GREEN BAY – Dean Lowry is going to remember his mindset more than any particular moment from his strong finish to last season.
“Cut it loose” served him pretty well.
Thrust into a much larger role than anticipated on the Packers’ defensive line due to injuries to Muhammad Wilkerson, Mike Daniels and Kenny Clark, Lowry put together the best sustained stretch of solid play over his first three NFL campaigns.
During the final eight games of 2018, Lowry recorded 35 of his career-best 57 tackles on the year, all three of his sacks, all four of his deflected passes, plus a forced fumble and fumble recovery.
Gaining some comfort level with defensive coordinator Mike Pettine’s scheme certainly played a part in Lowry’s late-season surge, but that wasn’t all. The former fourth-round draft pick from Northwestern also simply felt more confident as an NFL player in general, knowing what his body was capable of and trusting his instincts to attack.
“A lot of times guys that are young players think too much, just try to do the right thing and be in their gap. But towards the end of the year, I just wanted to go out there and play, and just play fast, and not really have anything holding me back,” Lowry said as the Packers wrapped up their offseason program last month.
“I was coming off the ball better, getting great knock-back, and getting off blocks.”
As Lowry heads into his fourth season, he’s far less focused on his next contract as on maintaining that “let it rip” approach. Always a capable run stopper and bull rusher, the 6-foot-6, 296-pound lineman wants to continue expanding his game.
Over his first few years in the NFL, Lowry already has learned how to be effective lining up almost anywhere across the defensive front, from the nose, to the three-technique outside the guard, to the five-technique on the tackle. That in itself was a change from his college days, when he lined up almost exclusively as a defensive end.
Now he wants to add a greater variety of pass-rush moves to his repertoire, so he can more consistently get after quarterbacks. That’s what he wants to “hone in on” with position coach Jerry Montgomery most this season.
“I think the past few years I’ve been more of a power rusher, just being content with pushing the pocket,” he said. “But it’s kind of hard to get sacks on all the bull rushes. So you want to bring to practice what Coach is teaching us, use that in a game, just kind of letting it loose, going out there, trying moves and see what happens.”
He believes another productive offseason with his strength and conditioning will help, but he can’t be as certain about his workload. Daniels and Clark will be back from their injuries, and additions at outside linebacker in free agent Za’Darius Smith and rookie first-round draft pick Rashan Gary will factor in as well, with Pettine planning to have edge rushers move inside in certain packages.
Lowry’s not worried about his snap count, taking the approach that if he’s productive when he plays, he’ll earn the time in the rotation up front he deserves. And the deeper that rotation, the more successful the defense can be over the course of a long season.
“Just comparing this point last year to now, we’re so much further ahead as a defense,” he said. “Last year at this time, we were just trying to get down the basics, just trying to line up right. Now we’re more of that graduate-level part of the defense, understanding the details, the ins and outs. We know what we’re going to do, so we have to go out there and play fast.

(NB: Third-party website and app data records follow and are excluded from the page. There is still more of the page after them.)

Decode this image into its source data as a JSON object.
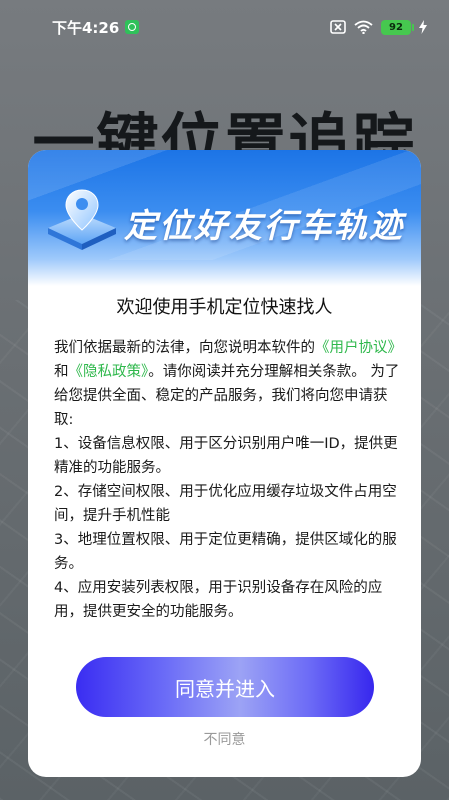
{
  "status_bar": {
    "time": "下午4:26",
    "battery": "92",
    "icons": [
      "app-notification-icon",
      "close-box-icon",
      "wifi-icon",
      "battery-icon",
      "charging-bolt-icon"
    ]
  },
  "background": {
    "title": "一键位置追踪"
  },
  "dialog": {
    "banner_title": "定位好友行车轨迹",
    "heading": "欢迎使用手机定位快速找人",
    "intro_prefix": "我们依据最新的法律，向您说明本软件的",
    "user_agreement": "《用户协议》",
    "and_text": "和",
    "privacy_policy": "《隐私政策》",
    "intro_suffix": "。请你阅读并充分理解相关条款。 为了给您提供全面、稳定的产品服务，我们将向您申请获取:",
    "permissions": [
      "1、设备信息权限、用于区分识别用户唯一ID，提供更精准的功能服务。",
      "2、存储空间权限、用于优化应用缓存垃圾文件占用空间，提升手机性能",
      "3、地理位置权限、用于定位更精确，提供区域化的服务。",
      "4、应用安装列表权限，用于识别设备存在风险的应用，提供更安全的功能服务。"
    ],
    "agree_label": "同意并进入",
    "decline_label": "不同意"
  },
  "colors": {
    "link": "#2fb84c",
    "button_primary": "#3a2df2",
    "banner_blue": "#1c74e6"
  }
}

“Physically this is the best I’ve ever felt. I’m a very good place right now, with strength and speed, so I’m really excited about this year.”